[UPDATED May 11, 2012 – M-Class solar flares; see below] NASA scientists are calling it a “monster sunspot” and its size is calculated to be 60,000 miles (100,000 km) from end to end. The huge sunspot comprises most of Active Region (AR) 1476, which rotated into view this weekend.
Images of the region were picked up by NASA’s Solar Dynamics Observatory (SDO), a space-based telescope that continuously monitors the sun’s activity
AR 1476 has at least “four dark cores” that are larger than in diameter than the Earth. The sunspot is large enough that even amateur astronomers can glimpse it (though one should never view the sun directly through a telescopic lens).
Sunspots are transient, magnetically active dark patches that appear frequently on the sun’s surface — often in oppositely charged pairs — and which often precede solar flares and even coronal mass ejections (CMEs), which are massive bursts of plasma energy that are shot out into space at around 3 million miles per hour (about 5 million kph).
The appearance of AR 1476 coincides with Solar Cycle 24’s solar maximum, which seems to be revving up with several large X-class solar flares (the most powerful category of flare) in the past year. The size of the active region gives scientists reason to expect large solar flares in the coming days — mostly M-class flares but possibly X-class flares — and possibly also a CME… all of which may mean one or more powerful solar storms blasted out into space towards Earth.
Additionally, another active region — AR 1471 — erupted late Monday, triggering several C-class flares (the least powerful type of flare) over the past two days. One flare from this region was categorized as a “weak” M-class flare (a moderate intensity M1-class flare).
Such solar storms can trigger geomagnetic storms around the Earth and disrupt communication satellites and pose dangers for astronauts such as those on the International Space Station (ISS). They can even cause electric grids here on earth to overload.
On the cool side, such CME-triggered geomagnetic storms intensify our Earth’s auroras — sparking gorgeous fluid-like displays of charged particles in the upper atmosphere (the ‘Northern Lights’).
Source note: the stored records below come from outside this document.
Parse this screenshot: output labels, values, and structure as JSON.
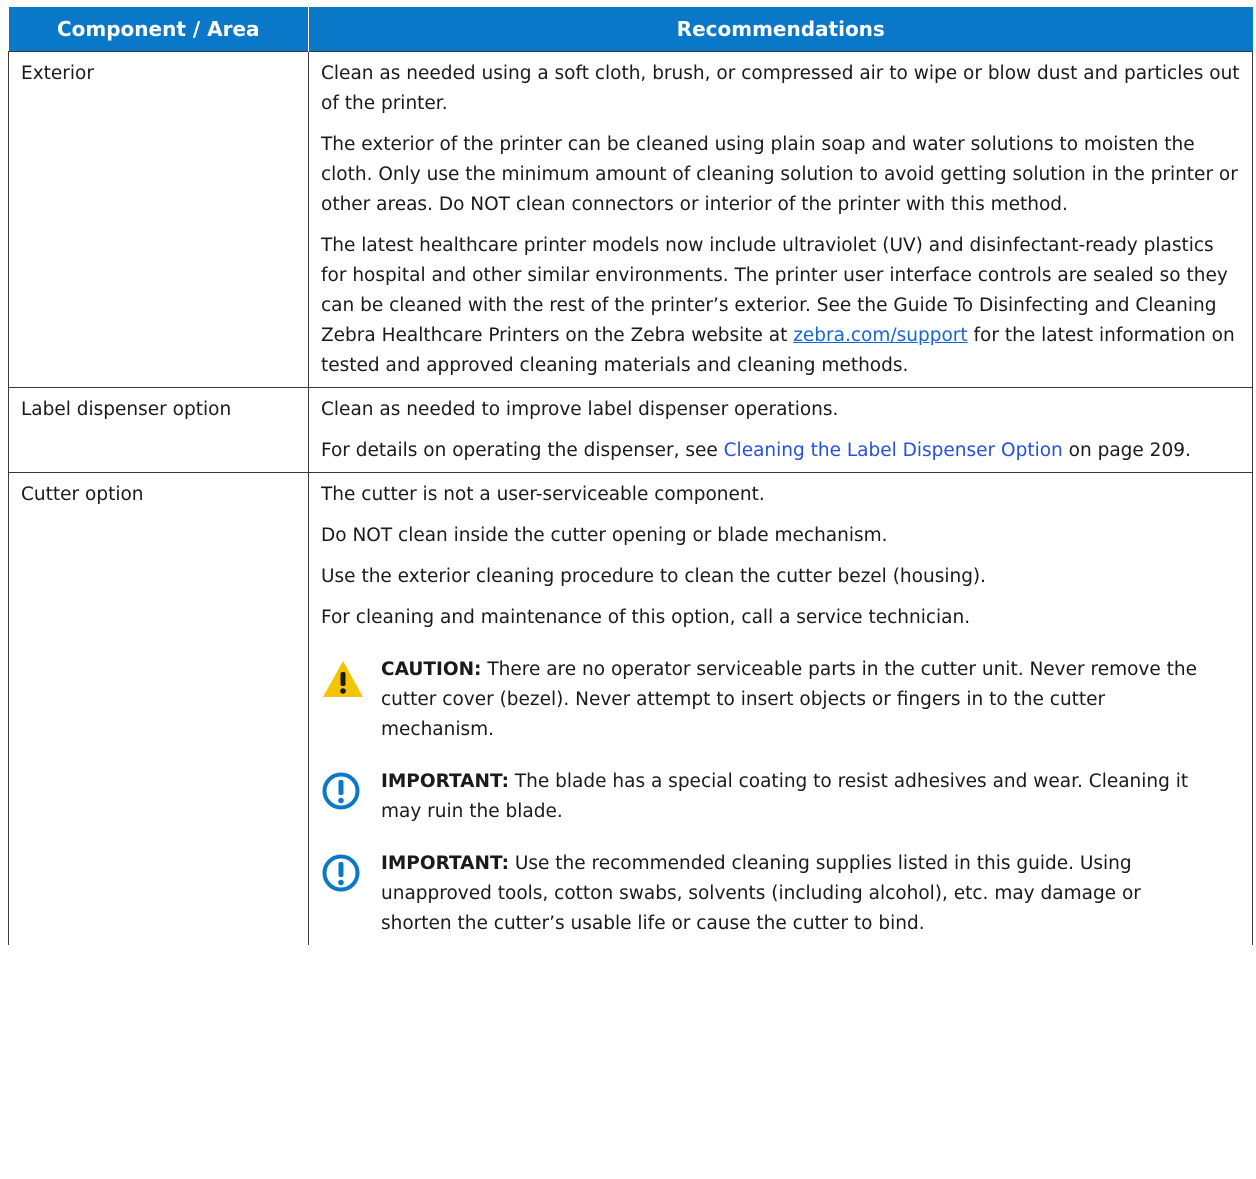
{
  "headers": {
    "component": "Component / Area",
    "recommendations": "Recommendations"
  },
  "rows": [
    {
      "component": "Exterior",
      "p1": "Clean as needed using a soft cloth, brush, or compressed air to wipe or blow dust and particles out of the printer.",
      "p2": "The exterior of the printer can be cleaned using plain soap and water solutions to moisten the cloth. Only use the minimum amount of cleaning solution to avoid getting solution in the printer or other areas. Do NOT clean connectors or interior of the printer with this method.",
      "p3_pre": "The latest healthcare printer models now include ultraviolet (UV) and disinfectant-ready plastics for hospital and other similar environments. The printer user interface controls are sealed so they can be cleaned with the rest of the printer’s exterior. See the Guide To Disinfecting and Cleaning Zebra Healthcare Printers on the Zebra website at ",
      "p3_link": "zebra.com/support",
      "p3_post": " for the latest information on tested and approved cleaning materials and cleaning methods."
    },
    {
      "component": "Label dispenser option",
      "p1": "Clean as needed to improve label dispenser operations.",
      "p2_pre": "For details on operating the dispenser, see ",
      "p2_link": "Cleaning the Label Dispenser Option",
      "p2_post": " on page 209."
    },
    {
      "component": "Cutter option",
      "p1": "The cutter is not a user-serviceable component.",
      "p2": "Do NOT clean inside the cutter opening or blade mechanism.",
      "p3": "Use the exterior cleaning procedure to clean the cutter bezel (housing).",
      "p4": "For cleaning and maintenance of this option, call a service technician.",
      "caution_label": "CAUTION:",
      "caution_text": " There are no operator serviceable parts in the cutter unit. Never remove the cutter cover (bezel). Never attempt to insert objects or fingers in to the cutter mechanism.",
      "important1_label": "IMPORTANT:",
      "important1_text": " The blade has a special coating to resist adhesives and wear. Cleaning it may ruin the blade.",
      "important2_label": "IMPORTANT:",
      "important2_text": " Use the recommended cleaning supplies listed in this guide. Using unapproved tools, cotton swabs, solvents (including alcohol), etc. may damage or shorten the cutter’s usable life or cause the cutter to bind."
    }
  ],
  "icons": {
    "caution": "warning-triangle-icon",
    "important": "exclamation-circle-icon"
  },
  "colors": {
    "header_bg": "#0a78c8",
    "link": "#1565d8",
    "caution": "#f5c400",
    "important": "#0a78c8"
  }
}
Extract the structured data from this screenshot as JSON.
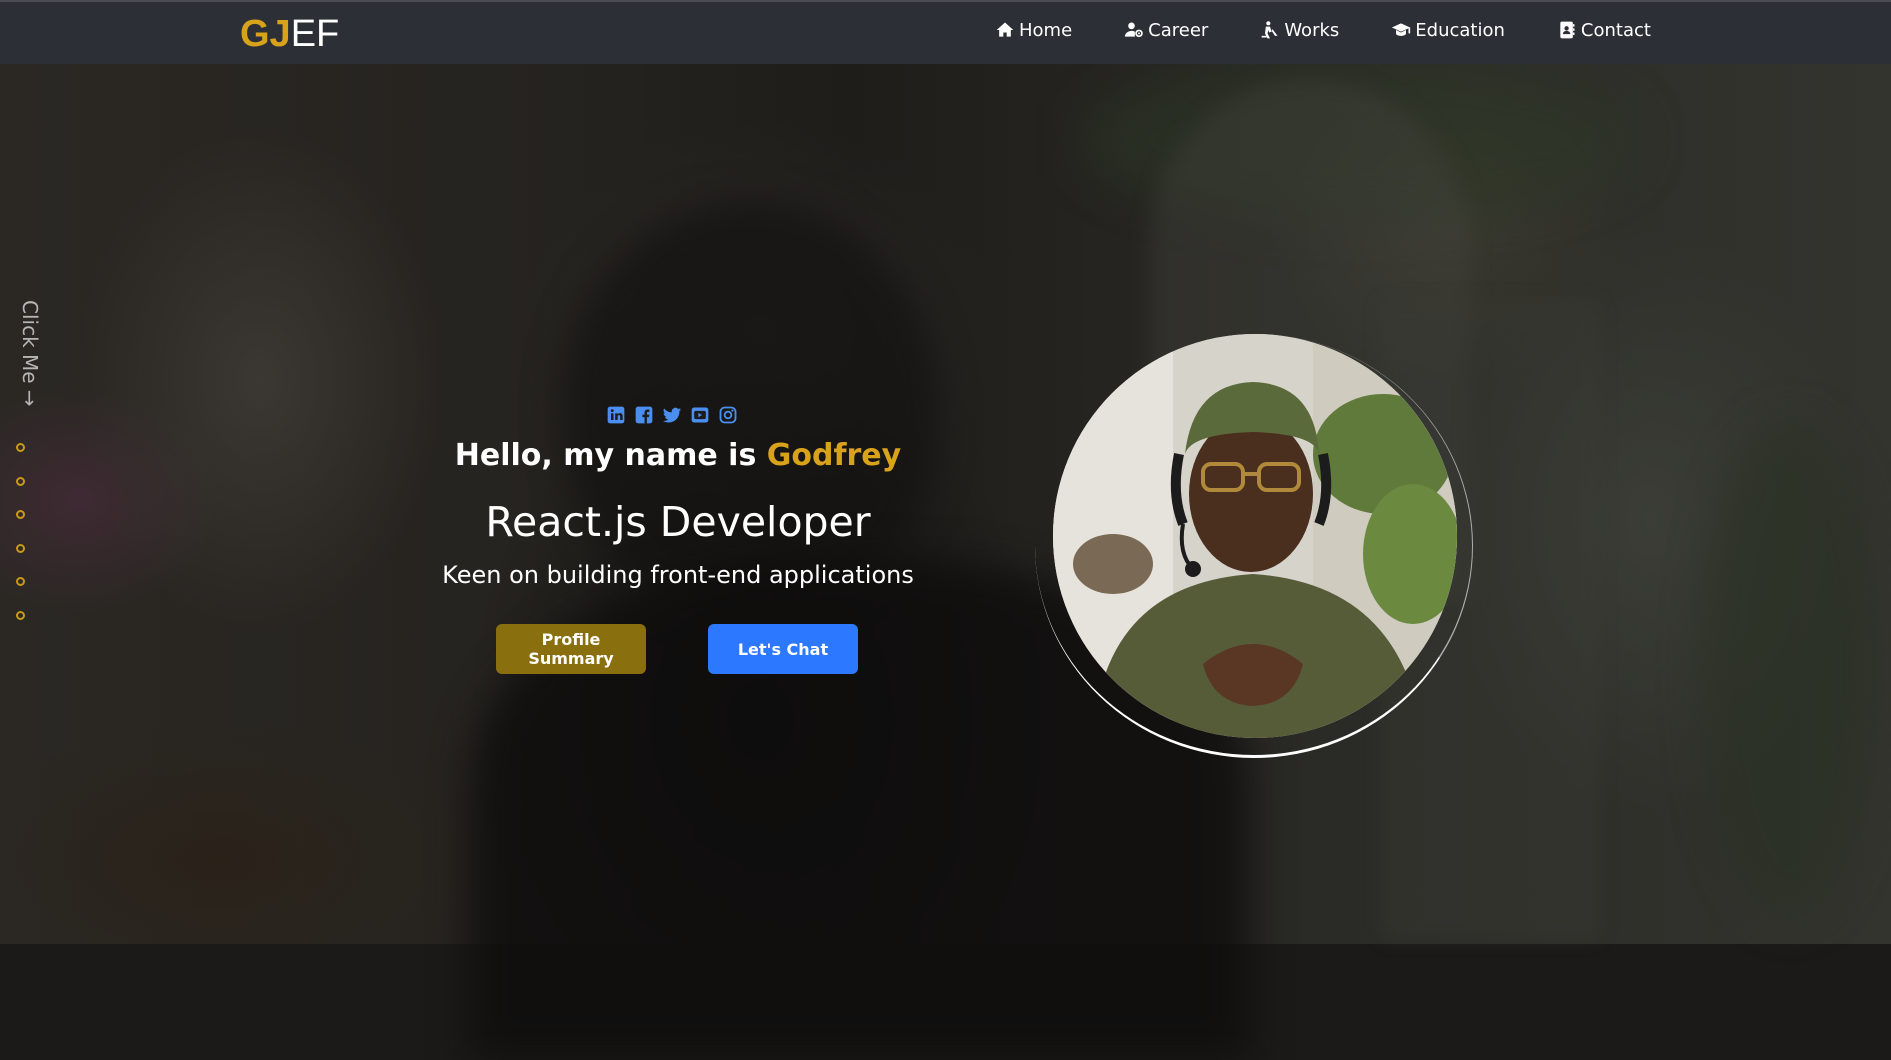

Solar scientists expect our star’s solar maximum to continue through 2013. To stay up to date on AR 1476 and other solar events, check back here at Planetsave (look here for amazing videos of Solar Flares and CMEs), or pop on over to Spaceweather.com.
UPDATE; May 11, 2012: High solar activity has beren observed over the last 24 hours, most of which has been attributed to the ‘monster sunspot in AR 1476. On Thursday at 12:18 a.m. EDT (0418 GMT) the region unleashed an M-Class flare measuring M5.7 (M class flares on medium strength flares). According to NASA space weather update, “AR 1476 has so far produced seven M-class flares and numerous C-class flares, including two M-class flares on May 9, 2012 that peaked at 8:32 EDT and 10:08 EDT.”
As of this update, no X-class flares have been reported nor any coronal mass ejections (CMEs). check back to Planetsave.com for more space weather news as AR1476’s activity continues.
Top Image: (AR 1476 appears in the upper left, labeled) NASA/SDO